Skip to content

In wake of protests, New York lawmakers repeal law used to keep police misconduct records secret

Post categories

  1. Freedom of Information
RCFP’s recent letter to state officials urging for repeal was the organization’s latest effort to fight the secrecy provision.
Photo of New York state capitol building

In the wake of widespread protests against police violence and racial injustice, New York lawmakers voted on Tuesday to repeal Section 50-a of the state’s Civil Rights Law, a provision used to keep police disciplinary records secret.

The move comes days after the Reporters Committee for Freedom of the Press strongly urged New York officials to repeal Section 50-a, arguing that it has become an insurmountable barrier for both the press and public to access law enforcement records of police misconduct.

Since the 1970s, Section 50-a of the New York State Civil Rights Law has shielded police personnel records used to evaluate performance from public disclosure under the state’s open records law. New York is one of only two states that specifically makes records of police misconduct confidential.

“Not only does Section 50-a make New York an outlier, lagging behind other states in law enforcement transparency, it is unnecessary,” the Reporters Committee wrote in a June 7 letter to New York state legislators and Gov. Andrew Cuomo. “Repealing 50-a is a necessary step not only to ensuring police accountability, but also to restoring trust between law enforcement and the communities they serve.”

The Reporters Committee’s letter marked the organization’s latest fight against the secrecy provision, which has recently come under scrutiny as police face criticism for their handling of protests sparked by the May 25 killing of George Floyd, a Black man, by a white Minneapolis police officer.

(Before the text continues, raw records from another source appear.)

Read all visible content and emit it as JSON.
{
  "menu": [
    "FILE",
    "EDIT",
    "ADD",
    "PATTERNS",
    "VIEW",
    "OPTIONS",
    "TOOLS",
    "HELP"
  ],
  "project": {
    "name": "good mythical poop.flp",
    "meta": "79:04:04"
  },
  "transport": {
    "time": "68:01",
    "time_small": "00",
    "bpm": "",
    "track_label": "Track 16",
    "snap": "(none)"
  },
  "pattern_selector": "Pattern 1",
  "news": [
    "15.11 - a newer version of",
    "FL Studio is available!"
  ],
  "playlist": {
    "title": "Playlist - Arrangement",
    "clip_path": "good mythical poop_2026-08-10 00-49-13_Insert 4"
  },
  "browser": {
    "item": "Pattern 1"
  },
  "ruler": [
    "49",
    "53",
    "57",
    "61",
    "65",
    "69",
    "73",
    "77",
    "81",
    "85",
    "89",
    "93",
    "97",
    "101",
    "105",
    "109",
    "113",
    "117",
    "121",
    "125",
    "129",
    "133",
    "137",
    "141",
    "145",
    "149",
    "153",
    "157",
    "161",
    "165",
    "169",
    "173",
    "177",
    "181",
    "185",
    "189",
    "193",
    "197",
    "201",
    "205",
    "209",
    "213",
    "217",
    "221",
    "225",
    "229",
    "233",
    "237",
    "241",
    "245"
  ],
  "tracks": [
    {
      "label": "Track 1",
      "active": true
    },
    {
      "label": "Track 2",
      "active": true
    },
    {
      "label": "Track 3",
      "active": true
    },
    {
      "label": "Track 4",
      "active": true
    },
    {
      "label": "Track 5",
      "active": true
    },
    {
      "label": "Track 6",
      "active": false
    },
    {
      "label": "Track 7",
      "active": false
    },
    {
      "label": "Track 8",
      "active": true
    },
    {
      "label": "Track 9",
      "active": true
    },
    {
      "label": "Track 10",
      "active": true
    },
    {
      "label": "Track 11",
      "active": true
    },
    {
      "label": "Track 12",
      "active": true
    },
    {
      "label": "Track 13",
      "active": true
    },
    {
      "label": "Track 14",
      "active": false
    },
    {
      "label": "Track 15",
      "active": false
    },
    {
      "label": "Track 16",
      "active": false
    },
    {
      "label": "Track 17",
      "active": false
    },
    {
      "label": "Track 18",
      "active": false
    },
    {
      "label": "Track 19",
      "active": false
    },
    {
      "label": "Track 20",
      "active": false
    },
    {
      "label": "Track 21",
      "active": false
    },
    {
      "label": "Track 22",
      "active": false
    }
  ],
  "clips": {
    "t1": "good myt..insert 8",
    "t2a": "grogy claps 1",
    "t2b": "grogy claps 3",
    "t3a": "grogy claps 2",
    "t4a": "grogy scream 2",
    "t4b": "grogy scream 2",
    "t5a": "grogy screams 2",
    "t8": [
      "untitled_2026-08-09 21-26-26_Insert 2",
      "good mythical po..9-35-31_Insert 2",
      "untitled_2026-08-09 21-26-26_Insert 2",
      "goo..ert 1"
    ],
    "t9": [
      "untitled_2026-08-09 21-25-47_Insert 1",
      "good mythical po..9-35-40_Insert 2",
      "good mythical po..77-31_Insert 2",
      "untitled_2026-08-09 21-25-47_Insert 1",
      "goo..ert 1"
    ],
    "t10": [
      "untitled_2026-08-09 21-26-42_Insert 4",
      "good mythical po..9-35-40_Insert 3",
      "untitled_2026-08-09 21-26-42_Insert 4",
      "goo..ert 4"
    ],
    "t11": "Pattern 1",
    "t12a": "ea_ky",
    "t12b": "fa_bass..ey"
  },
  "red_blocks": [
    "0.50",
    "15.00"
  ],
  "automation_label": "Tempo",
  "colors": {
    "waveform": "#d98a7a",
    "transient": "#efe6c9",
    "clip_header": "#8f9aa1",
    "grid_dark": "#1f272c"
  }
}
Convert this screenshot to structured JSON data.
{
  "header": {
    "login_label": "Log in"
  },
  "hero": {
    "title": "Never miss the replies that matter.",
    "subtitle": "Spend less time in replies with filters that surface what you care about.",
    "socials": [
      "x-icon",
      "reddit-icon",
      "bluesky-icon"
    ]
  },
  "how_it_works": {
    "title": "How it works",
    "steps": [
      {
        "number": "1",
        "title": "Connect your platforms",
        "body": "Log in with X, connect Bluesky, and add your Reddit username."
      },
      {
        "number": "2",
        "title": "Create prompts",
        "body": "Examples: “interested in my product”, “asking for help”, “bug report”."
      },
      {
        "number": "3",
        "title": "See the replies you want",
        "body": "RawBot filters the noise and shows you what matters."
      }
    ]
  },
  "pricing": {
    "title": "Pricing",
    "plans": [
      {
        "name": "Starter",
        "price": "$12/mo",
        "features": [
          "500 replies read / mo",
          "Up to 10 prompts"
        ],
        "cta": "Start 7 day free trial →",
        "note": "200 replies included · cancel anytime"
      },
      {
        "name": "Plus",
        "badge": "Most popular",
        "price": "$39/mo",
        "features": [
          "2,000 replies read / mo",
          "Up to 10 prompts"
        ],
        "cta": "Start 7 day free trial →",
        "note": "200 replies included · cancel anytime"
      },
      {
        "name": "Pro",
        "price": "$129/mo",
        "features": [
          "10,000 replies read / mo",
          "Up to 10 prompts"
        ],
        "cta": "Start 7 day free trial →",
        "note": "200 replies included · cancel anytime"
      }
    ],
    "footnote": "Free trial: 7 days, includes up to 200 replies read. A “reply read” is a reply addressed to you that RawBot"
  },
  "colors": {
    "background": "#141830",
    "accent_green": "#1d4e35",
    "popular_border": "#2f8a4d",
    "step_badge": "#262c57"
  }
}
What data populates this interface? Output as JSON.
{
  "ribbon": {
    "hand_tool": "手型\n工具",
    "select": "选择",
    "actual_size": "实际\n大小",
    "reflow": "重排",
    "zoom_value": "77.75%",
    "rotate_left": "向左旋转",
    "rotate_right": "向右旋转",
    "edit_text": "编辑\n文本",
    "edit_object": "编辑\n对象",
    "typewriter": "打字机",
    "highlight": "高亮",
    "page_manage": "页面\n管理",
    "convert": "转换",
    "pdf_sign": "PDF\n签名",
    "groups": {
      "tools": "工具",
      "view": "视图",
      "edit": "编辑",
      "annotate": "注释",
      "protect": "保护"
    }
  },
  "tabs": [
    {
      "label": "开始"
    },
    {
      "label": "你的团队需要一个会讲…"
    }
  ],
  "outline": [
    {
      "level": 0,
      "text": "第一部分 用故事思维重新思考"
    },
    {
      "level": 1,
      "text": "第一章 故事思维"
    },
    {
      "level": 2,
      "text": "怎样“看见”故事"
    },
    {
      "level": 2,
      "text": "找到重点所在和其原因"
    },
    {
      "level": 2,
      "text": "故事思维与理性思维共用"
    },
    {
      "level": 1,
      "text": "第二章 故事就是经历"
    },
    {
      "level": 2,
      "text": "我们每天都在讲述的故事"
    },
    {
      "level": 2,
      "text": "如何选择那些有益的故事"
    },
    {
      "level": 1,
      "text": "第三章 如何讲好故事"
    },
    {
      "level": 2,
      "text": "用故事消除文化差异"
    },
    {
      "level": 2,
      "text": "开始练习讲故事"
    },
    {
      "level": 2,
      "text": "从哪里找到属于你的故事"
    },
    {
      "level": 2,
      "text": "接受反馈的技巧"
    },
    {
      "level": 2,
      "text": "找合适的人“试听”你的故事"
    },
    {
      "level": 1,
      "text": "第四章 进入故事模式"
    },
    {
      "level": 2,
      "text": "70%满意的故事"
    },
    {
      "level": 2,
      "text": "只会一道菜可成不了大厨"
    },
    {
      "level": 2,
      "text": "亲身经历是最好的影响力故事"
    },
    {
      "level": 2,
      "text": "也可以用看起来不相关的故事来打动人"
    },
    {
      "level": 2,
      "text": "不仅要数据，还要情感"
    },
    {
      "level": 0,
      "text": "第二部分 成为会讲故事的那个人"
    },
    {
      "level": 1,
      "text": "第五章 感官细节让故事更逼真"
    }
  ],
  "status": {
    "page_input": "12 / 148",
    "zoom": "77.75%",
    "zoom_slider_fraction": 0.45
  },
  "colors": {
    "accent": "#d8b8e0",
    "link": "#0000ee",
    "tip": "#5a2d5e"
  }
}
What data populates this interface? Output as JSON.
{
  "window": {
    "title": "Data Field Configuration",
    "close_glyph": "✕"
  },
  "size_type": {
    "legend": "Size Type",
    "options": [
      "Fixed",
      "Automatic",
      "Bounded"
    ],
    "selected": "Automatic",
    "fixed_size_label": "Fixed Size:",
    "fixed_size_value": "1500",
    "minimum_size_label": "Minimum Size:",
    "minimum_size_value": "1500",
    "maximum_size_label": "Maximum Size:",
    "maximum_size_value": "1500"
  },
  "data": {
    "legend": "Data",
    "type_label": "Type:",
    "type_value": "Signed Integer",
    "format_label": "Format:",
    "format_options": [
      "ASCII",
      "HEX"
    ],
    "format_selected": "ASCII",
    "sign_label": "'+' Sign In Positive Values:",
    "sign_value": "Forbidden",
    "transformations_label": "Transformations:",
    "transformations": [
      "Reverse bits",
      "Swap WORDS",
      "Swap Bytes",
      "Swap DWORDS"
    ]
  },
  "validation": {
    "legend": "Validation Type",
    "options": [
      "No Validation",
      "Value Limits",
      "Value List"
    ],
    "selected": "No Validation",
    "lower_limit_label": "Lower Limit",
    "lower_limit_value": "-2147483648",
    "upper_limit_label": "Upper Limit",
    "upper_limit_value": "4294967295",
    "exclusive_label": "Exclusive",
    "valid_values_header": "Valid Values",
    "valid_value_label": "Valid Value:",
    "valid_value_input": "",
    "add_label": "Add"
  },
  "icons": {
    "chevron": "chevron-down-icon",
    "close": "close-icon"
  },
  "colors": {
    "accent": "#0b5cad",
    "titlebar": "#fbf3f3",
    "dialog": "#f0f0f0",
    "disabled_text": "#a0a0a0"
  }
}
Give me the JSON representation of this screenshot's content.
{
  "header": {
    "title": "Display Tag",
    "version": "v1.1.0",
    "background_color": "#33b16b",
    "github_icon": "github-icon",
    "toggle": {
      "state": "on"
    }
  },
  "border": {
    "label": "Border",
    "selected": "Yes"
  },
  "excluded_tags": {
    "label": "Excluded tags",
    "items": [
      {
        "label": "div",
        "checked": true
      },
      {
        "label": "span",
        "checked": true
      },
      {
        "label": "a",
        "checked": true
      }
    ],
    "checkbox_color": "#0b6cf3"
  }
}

In 2016, the Reporters Committee led a coalition of media organizations in an unsuccessful fight to access the shielded disciplinary records for the white New York City police officer who killed 27-year-old Eric Garner with a fatal chokehold.

Last year, the Reporters Committee submitted testimony to the New York Senate Standing Committee on Codes, arguing that 50-a “has been repeatedly invoked to override the presumption of government transparency that is fundamental to New York’s democratic system of government.” The testimony followed an op-ed Reporters Committee Legal Director Katie Townsend published in the New York Daily News, lamenting that the law “has morphed into a virtually impenetrable wall of secrecy.”

In the most recent letter to New York officials, the Reporters Committee supported the bill passed on Tuesday by the state Assembly and Senate, as well as other pending bills that would more broadly repeal Section 50-a.

The state legislature has recently begun advancing other bills aimed at reforming the police. Among them are the “Eric Garner Anti-Chokehold Act,” which prohibits the use of chokeholds by law enforcement, and a bill to clarify a person’s right to record police activity.

Gov. Cuomo, who recently expressed support for repealing Section 50-a, is soon expected to sign the legislation into law.

The Reporters Committee regularly files friend-of-the-court briefs and its attorneys represent journalists and news organizations pro bono in court cases that involve First Amendment freedoms, the newsgathering rights of journalists and access to public information. Stay up-to-date on our work by signing up for our monthly newsletter and following us on Twitter or Instagram.

Photo by Matt H. Wade

Stay informed by signing up for our mailing list

Keep up with our work by signing up to receive our monthly newsletter. We'll send you updates about the cases we're doing with journalists, news organizations, and documentary filmmakers working to keep you informed.